(Beginning of Information)
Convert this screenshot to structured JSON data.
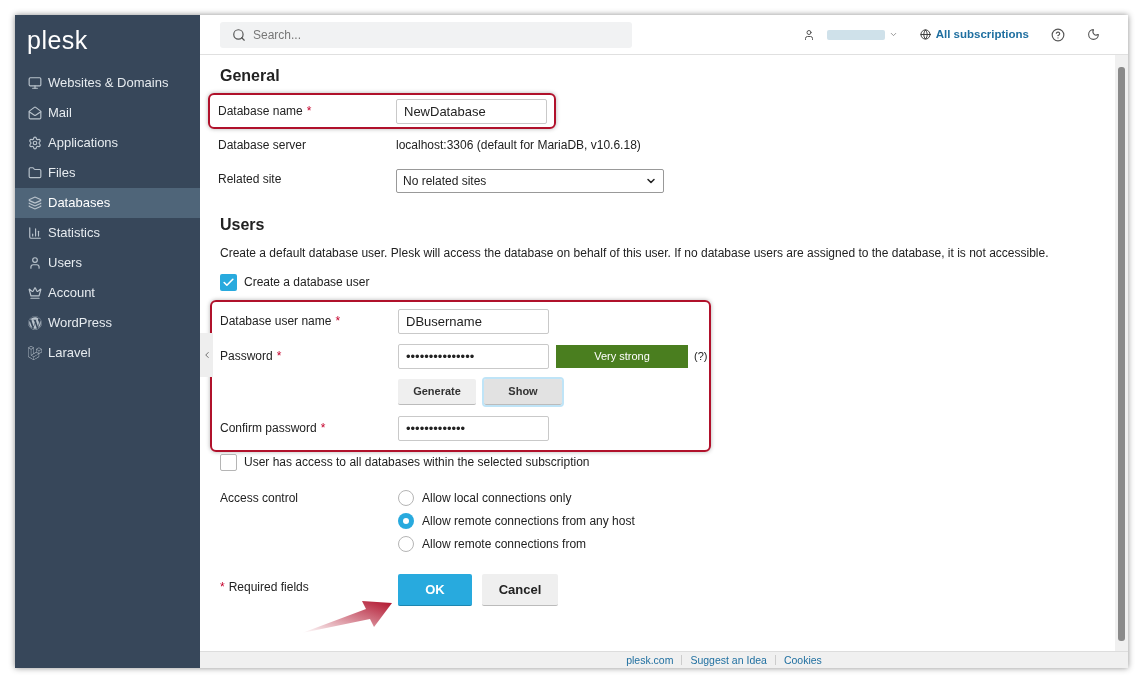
{
  "required_mark": "*",
  "sidebar": {
    "logo": "plesk",
    "items": [
      {
        "label": "Websites & Domains",
        "selected": false
      },
      {
        "label": "Mail",
        "selected": false
      },
      {
        "label": "Applications",
        "selected": false
      },
      {
        "label": "Files",
        "selected": false
      },
      {
        "label": "Databases",
        "selected": true
      },
      {
        "label": "Statistics",
        "selected": false
      },
      {
        "label": "Users",
        "selected": false
      },
      {
        "label": "Account",
        "selected": false
      },
      {
        "label": "WordPress",
        "selected": false
      },
      {
        "label": "Laravel",
        "selected": false
      }
    ]
  },
  "topbar": {
    "search": {
      "placeholder": "Search..."
    },
    "subscriptions": "All subscriptions"
  },
  "general": {
    "heading": "General",
    "highlighted": true,
    "fields": [
      {
        "kind": "input",
        "label": "Database name",
        "required": true,
        "value": "NewDatabase"
      },
      {
        "kind": "text",
        "label": "Database server",
        "required": false,
        "value": "localhost:3306 (default for MariaDB, v10.6.18)"
      },
      {
        "kind": "select",
        "label": "Related site",
        "required": false,
        "value": "No related sites"
      }
    ]
  },
  "users": {
    "heading": "Users",
    "description": "Create a default database user. Plesk will access the database on behalf of this user. If no database users are assigned to the database, it is not accessible.",
    "create_user": {
      "label": "Create a database user",
      "checked": true
    },
    "highlighted": true,
    "user_name": {
      "label": "Database user name",
      "required": true,
      "value": "DBusername"
    },
    "password": {
      "label": "Password",
      "required": true,
      "value": "•••••••••••••••",
      "strength": "Very strong",
      "hint": "(?)"
    },
    "password_buttons": [
      {
        "label": "Generate",
        "focused": false
      },
      {
        "label": "Show",
        "focused": true
      }
    ],
    "confirm": {
      "label": "Confirm password",
      "required": true,
      "value": "•••••••••••••"
    },
    "access_all": {
      "label": "User has access to all databases within the selected subscription",
      "checked": false
    },
    "access_control": {
      "label": "Access control",
      "options": [
        {
          "label": "Allow local connections only",
          "selected": false
        },
        {
          "label": "Allow remote connections from any host",
          "selected": true
        },
        {
          "label": "Allow remote connections from",
          "selected": false
        }
      ]
    }
  },
  "actions": {
    "required_note": "Required fields",
    "ok": "OK",
    "cancel": "Cancel",
    "arrow_to_ok": true
  },
  "footer": {
    "links": [
      "plesk.com",
      "Suggest an Idea",
      "Cookies"
    ]
  }
}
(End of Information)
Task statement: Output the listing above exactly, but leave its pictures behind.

Exercise output:
Convert this screenshot to structured JSON data.
{
  "required_mark": "*",
  "sidebar": {
    "logo": "plesk",
    "items": [
      {
        "label": "Websites & Domains",
        "selected": false
      },
      {
        "label": "Mail",
        "selected": false
      },
      {
        "label": "Applications",
        "selected": false
      },
      {
        "label": "Files",
        "selected": false
      },
      {
        "label": "Databases",
        "selected": true
      },
      {
        "label": "Statistics",
        "selected": false
      },
      {
        "label": "Users",
        "selected": false
      },
      {
        "label": "Account",
        "selected": false
      },
      {
        "label": "WordPress",
        "selected": false
      },
      {
        "label": "Laravel",
        "selected": false
      }
    ]
  },
  "topbar": {
    "search": {
      "placeholder": "Search..."
    },
    "subscriptions": "All subscriptions"
  },
  "general": {
    "heading": "General",
    "highlighted": true,
    "fields": [
      {
        "kind": "input",
        "label": "Database name",
        "required": true,
        "value": "NewDatabase"
      },
      {
        "kind": "text",
        "label": "Database server",
        "required": false,
        "value": "localhost:3306 (default for MariaDB, v10.6.18)"
      },
      {
        "kind": "select",
        "label": "Related site",
        "required": false,
        "value": "No related sites"
      }
    ]
  },
  "users": {
    "heading": "Users",
    "description": "Create a default database user. Plesk will access the database on behalf of this user. If no database users are assigned to the database, it is not accessible.",
    "create_user": {
      "label": "Create a database user",
      "checked": true
    },
    "highlighted": true,
    "user_name": {
      "label": "Database user name",
      "required": true,
      "value": "DBusername"
    },
    "password": {
      "label": "Password",
      "required": true,
      "value": "•••••••••••••••",
      "strength": "Very strong",
      "hint": "(?)"
    },
    "password_buttons": [
      {
        "label": "Generate",
        "focused": false
      },
      {
        "label": "Show",
        "focused": true
      }
    ],
    "confirm": {
      "label": "Confirm password",
      "required": true,
      "value": "•••••••••••••"
    },
    "access_all": {
      "label": "User has access to all databases within the selected subscription",
      "checked": false
    },
    "access_control": {
      "label": "Access control",
      "options": [
        {
          "label": "Allow local connections only",
          "selected": false
        },
        {
          "label": "Allow remote connections from any host",
          "selected": true
        },
        {
          "label": "Allow remote connections from",
          "selected": false
        }
      ]
    }
  },
  "actions": {
    "required_note": "Required fields",
    "ok": "OK",
    "cancel": "Cancel",
    "arrow_to_ok": true
  },
  "footer": {
    "links": [
      "plesk.com",
      "Suggest an Idea",
      "Cookies"
    ]
  }
}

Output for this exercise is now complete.